Kate Nash. Photo by Jack Edinger, courtesy of Lollapalooza

Kate Nash. Photo by Jack Edinger, courtesy of Lollapalooza

Now revitalized with citrus, I headed over to the Lake Shore stage, where Seattle-born band Head and the Heart had its wide-eyed audience in a melancholic trance. There’s something about this band’s sound that invoked a nostalgia — one that makes you want to put your arms around complete strangers and sway with them in an expression of compassion. I allowed myself a single tear to shed at the indie folk performance, realizing just how hard that limit was to maintain when the band ended with “Rivers and Roads.” Anyone who has ever had to go away for college would agree that the lyrics to this song hit a bit too close to home.

Towards the end of the night, I found myself at Buckingham fountain in the middle of the festival, torn between two headliners: Outkast and Calvin Harris. Hearing a certain playfully upbeat set, I followed my eardrums to Outkast, who had even the furthest in the back dancing along to their classic hip hop wisdom.  Outkast playing their most notable songs, “Hey Ya,” “Roses” and “Mrs. Jackson,” brought the hits I considered middle-school classics to life. Andre 3000 and Big Boi made the South end of Grant Park into what feel like a 1990s nightclub (or what I assume what one of those must’ve been like…). A perfect way to end day 2 of Lolla.

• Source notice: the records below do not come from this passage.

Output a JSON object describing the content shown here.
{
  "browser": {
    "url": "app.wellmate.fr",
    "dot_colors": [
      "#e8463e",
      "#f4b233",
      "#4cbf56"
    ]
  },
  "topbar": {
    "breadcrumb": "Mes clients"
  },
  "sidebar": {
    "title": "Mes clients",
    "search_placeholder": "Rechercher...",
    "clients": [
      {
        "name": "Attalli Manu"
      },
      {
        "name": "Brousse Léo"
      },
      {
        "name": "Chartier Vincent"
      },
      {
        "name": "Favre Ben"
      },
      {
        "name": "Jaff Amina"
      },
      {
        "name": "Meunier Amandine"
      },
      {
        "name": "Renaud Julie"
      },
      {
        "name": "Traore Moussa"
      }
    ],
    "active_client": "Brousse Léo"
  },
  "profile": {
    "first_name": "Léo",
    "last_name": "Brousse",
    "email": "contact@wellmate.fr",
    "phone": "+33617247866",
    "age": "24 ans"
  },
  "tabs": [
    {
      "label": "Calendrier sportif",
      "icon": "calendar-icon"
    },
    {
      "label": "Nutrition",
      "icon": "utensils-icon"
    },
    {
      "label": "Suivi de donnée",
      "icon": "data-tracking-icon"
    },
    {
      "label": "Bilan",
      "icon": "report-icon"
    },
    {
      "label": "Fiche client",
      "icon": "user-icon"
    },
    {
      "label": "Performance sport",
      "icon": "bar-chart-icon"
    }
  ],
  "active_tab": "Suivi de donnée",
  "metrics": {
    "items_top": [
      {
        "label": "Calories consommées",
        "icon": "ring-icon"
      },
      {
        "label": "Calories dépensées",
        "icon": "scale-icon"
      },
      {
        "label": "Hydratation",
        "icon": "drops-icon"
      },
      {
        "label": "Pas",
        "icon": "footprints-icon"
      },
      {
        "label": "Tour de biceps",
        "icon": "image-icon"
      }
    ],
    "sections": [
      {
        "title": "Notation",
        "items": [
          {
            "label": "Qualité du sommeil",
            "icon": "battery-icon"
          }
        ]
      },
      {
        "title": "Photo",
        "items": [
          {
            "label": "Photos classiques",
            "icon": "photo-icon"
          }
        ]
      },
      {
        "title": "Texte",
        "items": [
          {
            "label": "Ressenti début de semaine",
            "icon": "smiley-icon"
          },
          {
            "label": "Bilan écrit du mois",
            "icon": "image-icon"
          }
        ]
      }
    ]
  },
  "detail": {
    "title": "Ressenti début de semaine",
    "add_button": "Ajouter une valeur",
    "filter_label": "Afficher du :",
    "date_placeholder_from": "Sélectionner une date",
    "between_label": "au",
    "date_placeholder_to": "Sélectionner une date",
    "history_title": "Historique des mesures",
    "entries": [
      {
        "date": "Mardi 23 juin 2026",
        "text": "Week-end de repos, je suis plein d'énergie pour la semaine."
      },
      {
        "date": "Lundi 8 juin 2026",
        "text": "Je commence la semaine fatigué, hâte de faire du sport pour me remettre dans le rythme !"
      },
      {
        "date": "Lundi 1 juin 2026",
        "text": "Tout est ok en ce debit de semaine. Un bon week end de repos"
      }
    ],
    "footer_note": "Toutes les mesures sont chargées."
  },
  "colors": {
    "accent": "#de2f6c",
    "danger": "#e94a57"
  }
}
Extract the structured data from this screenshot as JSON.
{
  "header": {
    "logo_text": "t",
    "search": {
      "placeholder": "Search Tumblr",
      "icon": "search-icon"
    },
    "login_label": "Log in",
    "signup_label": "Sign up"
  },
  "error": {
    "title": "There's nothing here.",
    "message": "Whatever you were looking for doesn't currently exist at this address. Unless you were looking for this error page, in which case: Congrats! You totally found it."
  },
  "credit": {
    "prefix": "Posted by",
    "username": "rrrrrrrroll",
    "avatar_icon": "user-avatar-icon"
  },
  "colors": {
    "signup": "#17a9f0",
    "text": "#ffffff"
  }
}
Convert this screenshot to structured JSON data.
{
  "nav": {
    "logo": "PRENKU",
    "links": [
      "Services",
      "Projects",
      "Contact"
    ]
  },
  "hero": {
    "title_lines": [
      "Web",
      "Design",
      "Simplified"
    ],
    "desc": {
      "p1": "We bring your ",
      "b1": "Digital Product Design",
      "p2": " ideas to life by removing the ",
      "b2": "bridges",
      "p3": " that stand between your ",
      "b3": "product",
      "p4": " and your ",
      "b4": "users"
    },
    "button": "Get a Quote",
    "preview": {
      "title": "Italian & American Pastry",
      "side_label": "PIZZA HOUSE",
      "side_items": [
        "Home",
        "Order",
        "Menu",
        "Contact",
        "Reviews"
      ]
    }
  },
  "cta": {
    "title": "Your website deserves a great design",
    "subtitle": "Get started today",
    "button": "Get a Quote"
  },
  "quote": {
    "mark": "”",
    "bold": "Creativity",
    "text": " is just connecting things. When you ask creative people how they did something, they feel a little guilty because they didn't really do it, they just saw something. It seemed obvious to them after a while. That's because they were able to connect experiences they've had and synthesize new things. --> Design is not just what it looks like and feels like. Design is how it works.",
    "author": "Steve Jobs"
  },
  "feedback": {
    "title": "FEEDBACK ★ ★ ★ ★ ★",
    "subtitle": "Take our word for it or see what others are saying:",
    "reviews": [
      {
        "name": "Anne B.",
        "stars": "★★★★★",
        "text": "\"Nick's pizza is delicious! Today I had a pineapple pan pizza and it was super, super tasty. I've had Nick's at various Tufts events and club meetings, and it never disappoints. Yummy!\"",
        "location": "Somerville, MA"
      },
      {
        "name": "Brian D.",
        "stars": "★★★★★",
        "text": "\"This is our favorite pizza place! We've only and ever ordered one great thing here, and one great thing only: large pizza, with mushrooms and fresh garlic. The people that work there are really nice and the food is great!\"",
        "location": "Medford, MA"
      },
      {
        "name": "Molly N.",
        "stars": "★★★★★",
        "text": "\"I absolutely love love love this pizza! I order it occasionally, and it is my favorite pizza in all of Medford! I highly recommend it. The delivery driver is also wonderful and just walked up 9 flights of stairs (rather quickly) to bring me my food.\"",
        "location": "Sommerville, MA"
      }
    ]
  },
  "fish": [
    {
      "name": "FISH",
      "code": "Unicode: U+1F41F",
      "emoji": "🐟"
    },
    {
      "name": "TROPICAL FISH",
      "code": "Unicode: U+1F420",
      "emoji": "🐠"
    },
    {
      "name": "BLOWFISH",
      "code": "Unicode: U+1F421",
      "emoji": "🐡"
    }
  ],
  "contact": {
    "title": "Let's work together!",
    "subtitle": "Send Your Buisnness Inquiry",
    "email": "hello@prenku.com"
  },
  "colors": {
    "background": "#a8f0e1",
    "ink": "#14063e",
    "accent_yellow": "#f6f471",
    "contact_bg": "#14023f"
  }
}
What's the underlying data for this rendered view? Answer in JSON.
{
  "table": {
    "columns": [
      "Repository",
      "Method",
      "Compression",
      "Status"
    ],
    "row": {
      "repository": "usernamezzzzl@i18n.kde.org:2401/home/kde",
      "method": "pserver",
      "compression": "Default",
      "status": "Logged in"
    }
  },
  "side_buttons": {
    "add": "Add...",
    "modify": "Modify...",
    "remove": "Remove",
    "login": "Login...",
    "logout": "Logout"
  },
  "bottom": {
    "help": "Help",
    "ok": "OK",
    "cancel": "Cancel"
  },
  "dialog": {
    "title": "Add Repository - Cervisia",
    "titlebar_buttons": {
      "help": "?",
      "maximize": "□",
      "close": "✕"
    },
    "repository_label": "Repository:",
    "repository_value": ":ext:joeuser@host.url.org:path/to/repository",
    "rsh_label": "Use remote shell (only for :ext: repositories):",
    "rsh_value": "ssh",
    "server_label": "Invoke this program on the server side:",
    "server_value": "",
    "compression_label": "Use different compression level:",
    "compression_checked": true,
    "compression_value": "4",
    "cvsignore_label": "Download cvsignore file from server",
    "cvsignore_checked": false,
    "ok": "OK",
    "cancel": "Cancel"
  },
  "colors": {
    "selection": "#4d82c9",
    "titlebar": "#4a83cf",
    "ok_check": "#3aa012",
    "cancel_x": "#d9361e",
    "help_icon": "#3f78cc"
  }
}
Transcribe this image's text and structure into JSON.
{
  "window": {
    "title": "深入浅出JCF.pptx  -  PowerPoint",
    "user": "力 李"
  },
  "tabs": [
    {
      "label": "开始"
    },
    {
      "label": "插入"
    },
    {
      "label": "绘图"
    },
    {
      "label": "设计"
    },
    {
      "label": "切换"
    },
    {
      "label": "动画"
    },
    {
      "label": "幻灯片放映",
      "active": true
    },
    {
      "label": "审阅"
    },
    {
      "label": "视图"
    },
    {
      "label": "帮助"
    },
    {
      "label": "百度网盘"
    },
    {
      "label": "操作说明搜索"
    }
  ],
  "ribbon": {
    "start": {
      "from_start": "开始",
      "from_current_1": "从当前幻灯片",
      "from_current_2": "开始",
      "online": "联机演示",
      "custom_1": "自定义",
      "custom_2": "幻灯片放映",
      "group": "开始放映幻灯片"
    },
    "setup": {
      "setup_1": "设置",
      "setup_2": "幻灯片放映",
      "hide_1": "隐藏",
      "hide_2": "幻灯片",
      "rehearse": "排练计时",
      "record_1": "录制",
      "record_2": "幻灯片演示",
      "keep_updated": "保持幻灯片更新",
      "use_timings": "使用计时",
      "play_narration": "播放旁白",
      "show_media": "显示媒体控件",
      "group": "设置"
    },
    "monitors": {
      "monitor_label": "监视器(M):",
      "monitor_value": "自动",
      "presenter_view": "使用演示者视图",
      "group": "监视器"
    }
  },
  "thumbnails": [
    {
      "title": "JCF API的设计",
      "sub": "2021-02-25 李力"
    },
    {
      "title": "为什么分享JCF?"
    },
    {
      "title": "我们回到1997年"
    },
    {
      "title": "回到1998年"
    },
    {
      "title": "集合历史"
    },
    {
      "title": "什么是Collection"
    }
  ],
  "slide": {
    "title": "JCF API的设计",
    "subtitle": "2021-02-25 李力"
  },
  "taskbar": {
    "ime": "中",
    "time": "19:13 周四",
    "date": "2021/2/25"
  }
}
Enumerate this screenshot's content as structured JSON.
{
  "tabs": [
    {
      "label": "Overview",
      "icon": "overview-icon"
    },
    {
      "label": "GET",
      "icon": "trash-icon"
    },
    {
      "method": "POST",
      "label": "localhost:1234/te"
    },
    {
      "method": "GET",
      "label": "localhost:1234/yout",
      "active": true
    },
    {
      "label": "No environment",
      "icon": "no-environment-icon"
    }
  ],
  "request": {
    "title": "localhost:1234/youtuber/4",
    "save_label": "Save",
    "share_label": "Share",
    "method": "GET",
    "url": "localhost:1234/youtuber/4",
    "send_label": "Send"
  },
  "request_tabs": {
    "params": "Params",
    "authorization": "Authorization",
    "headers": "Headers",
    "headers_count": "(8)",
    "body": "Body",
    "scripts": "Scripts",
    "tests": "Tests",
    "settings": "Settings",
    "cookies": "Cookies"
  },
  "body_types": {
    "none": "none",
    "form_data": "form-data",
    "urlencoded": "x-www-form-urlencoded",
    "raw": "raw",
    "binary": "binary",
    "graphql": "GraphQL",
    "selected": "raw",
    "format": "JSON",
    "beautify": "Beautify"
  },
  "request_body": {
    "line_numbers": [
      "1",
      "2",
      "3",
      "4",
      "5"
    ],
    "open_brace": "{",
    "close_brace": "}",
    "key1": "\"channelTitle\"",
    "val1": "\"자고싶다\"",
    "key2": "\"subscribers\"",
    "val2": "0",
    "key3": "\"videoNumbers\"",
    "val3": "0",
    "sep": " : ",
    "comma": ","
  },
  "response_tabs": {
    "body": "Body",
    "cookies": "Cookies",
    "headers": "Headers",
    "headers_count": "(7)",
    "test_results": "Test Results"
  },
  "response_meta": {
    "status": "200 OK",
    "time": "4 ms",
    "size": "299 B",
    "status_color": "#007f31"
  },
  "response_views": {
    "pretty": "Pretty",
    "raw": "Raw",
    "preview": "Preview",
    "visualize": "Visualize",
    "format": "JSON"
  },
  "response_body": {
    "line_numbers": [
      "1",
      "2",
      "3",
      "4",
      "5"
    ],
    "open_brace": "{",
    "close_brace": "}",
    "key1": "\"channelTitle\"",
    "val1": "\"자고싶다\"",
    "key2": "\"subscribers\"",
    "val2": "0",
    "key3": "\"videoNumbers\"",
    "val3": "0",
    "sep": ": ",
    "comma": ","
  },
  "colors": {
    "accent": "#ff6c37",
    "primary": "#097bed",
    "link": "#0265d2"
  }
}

I took most of Day 3 to explore the different non-musical facets of the festival. I strolled on by Toyota’s SOUNDWAVE tent, where festivalgoers were able to take slow-motion pictures inside a customized 2014 Camry. The festival’s iconic Chow Town, a series of food kiosks featuring Chicagoan fare, outdid itself this year, adding  lobster corn dogs, spicy magnolia beef baos, and authentic artisan sandwiches to its  eclectic menu. Green Street also returned this year, featuring several environmentally responsible clothing and jewelry shops crafted by world-recognized artisans as well as “Rock & Recycle,” where people can earn a free Lolla t-shirt for collecting recyclables from around the park.

After my festival explorations, it was time for the night’s headliner, the one and only Skrillex. Accompanied by an electrifyingly vivid light show, the dubstep DJ mystified his audience into a trance. Pyrotechnics fog and green lasers all contributed to the show’s rave atmosphere. There was not one moment of silence in Skrillex’s show, as he played his fan favorites “Bangarang,” “First of the Year” and “Scary Monsters and Nice Sprites,” as well as a few new pieces, including a womping remix of Disclosure’s “Latch.” In the crowd, you could physically feel the vibration of the music tickling your skin, leaving many unsure if they were experiencing bass or heart palpitations. All in all, Skrillex delivered an exhilarating performance that put the three-day festival to rest.